He became a sales rep for Hughes Brushes in Slough, but after the break-up of his first marriage, he took casual jobs, including running a market stall. At the same time he acted with the Riparians amateur dramatics group in Whitchurch-on-Thames, Berkshire.
At the age of 44, Heather was persuaded by his director friend David Tudor to turn professional. Tudor directed him in repertory productions at the Little Theatre, Sheringham, then at Henley Rep, where he acted alongside cult horror actress Ingrid Pitt in the world premiere of Aurelia (Kenton Theatre, 1979), Tudor Gates’s adaptation of the Jean-Paul Ferriere novel.
Heather also enjoyed his role as Pistol in the Peter Mottley play After Agincourt at the Southsea Arts Festival in 1986, and tours of Sink or Swim and See How They Run. During a season with the Royal Shakespeare Company in Stratford-upon-Avon (1991), he took small roles in The Virtuoso, Twelfth Night and Julius Caesar. Following his screen debut as a corporal in an episode of the sitcom It Ain’t Half Hot Mum (1981), Heather was frequently in demand for bit parts on television. He switched effortlessly from comedy to drama and took as many as seven different roles (1985-2003) in The Bill. He reprised his Only Fools and Horses.... character in the Christmas 2005 episode of the sitcom spin-off The Green Green Grass for a scene in the Nag’s Head.
His other regular role on television was as Pops, a filthy old man among the losers frequenting the unnamed pub in both series of Time Gentlemen Please (2000-02), starring Al Murray in his pub landlord persona.
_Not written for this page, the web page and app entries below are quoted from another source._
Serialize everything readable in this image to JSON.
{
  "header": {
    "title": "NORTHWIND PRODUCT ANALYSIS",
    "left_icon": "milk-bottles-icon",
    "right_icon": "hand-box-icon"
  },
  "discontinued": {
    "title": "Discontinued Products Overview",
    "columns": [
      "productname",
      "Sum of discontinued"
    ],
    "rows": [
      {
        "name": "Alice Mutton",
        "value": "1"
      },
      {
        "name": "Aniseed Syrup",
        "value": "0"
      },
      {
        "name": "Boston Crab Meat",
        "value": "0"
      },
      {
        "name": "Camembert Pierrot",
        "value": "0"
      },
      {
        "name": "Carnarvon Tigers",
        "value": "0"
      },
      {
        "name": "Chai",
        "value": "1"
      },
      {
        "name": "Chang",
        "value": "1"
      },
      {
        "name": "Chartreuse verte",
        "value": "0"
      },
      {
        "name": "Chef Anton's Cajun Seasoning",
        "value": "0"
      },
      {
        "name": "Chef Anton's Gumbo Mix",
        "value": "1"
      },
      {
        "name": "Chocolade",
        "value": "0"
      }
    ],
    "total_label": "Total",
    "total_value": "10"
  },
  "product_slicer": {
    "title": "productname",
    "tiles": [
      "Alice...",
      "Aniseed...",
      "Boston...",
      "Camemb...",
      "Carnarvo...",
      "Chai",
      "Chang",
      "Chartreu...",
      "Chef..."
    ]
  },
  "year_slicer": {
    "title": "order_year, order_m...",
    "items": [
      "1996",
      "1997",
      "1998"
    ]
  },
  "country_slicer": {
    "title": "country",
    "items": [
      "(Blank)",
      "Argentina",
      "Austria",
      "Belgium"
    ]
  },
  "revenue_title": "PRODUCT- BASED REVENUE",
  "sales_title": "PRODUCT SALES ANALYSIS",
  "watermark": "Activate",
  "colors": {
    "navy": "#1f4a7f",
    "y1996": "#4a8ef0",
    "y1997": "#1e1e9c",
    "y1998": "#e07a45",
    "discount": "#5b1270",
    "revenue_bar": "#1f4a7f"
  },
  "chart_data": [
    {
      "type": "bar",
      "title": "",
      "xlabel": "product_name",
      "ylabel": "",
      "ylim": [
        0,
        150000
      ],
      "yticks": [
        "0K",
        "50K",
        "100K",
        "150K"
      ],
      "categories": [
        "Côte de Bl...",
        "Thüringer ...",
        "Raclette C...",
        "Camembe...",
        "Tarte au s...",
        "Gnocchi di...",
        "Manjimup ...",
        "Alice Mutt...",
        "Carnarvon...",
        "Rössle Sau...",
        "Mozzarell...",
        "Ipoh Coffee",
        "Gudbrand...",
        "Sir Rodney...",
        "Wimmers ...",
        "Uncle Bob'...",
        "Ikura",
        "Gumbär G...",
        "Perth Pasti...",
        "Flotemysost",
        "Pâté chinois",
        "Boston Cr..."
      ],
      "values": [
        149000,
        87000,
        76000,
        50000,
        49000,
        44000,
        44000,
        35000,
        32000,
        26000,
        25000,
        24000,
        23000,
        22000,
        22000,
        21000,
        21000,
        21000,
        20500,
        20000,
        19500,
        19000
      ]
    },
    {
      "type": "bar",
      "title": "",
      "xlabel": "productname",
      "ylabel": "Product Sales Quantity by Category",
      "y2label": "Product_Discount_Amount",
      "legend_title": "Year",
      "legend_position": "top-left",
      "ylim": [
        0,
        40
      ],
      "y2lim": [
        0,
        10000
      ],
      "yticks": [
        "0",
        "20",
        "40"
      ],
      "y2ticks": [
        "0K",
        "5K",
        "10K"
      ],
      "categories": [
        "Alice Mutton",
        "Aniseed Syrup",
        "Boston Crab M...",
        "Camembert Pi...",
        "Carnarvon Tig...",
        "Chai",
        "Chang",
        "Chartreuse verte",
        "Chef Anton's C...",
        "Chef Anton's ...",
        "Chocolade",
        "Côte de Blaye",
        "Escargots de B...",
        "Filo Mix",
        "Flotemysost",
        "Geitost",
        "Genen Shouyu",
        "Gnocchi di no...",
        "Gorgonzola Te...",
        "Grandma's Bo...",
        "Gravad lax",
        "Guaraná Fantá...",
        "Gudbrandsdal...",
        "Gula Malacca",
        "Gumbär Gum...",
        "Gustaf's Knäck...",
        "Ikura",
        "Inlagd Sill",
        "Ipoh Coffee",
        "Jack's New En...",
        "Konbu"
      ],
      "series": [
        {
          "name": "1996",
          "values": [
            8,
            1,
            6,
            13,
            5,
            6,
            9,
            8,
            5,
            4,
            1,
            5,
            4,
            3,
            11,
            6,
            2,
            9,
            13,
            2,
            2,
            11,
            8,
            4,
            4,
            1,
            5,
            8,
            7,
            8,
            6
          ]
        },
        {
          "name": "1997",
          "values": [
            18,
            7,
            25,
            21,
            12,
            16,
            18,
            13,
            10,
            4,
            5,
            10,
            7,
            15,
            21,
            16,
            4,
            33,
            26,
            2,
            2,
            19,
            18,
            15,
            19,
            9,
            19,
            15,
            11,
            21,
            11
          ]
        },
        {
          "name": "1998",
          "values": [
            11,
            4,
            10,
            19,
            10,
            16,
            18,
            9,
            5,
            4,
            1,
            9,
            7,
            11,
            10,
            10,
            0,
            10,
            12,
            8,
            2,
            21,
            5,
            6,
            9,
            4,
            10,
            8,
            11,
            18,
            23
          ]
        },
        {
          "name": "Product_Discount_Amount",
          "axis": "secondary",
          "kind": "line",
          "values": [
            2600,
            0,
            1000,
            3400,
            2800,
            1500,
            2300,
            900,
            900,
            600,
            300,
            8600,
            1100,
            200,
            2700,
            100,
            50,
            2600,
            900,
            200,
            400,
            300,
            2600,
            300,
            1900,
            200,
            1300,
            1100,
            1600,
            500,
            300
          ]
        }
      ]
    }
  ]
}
Pops’s catchphrase was: “Look at his face – it’s a picture.”
Roy Heather, actor: born Stoke Poges, Buckinghamshire 20 May 1935; married 1959 Doreen Marshall (divorced 1969; three sons), 1982 Sarah Vernon (divorced 1987), 1993 Sara Taylor; died Purbrook, Hampshire 3 September 2014.Reuse content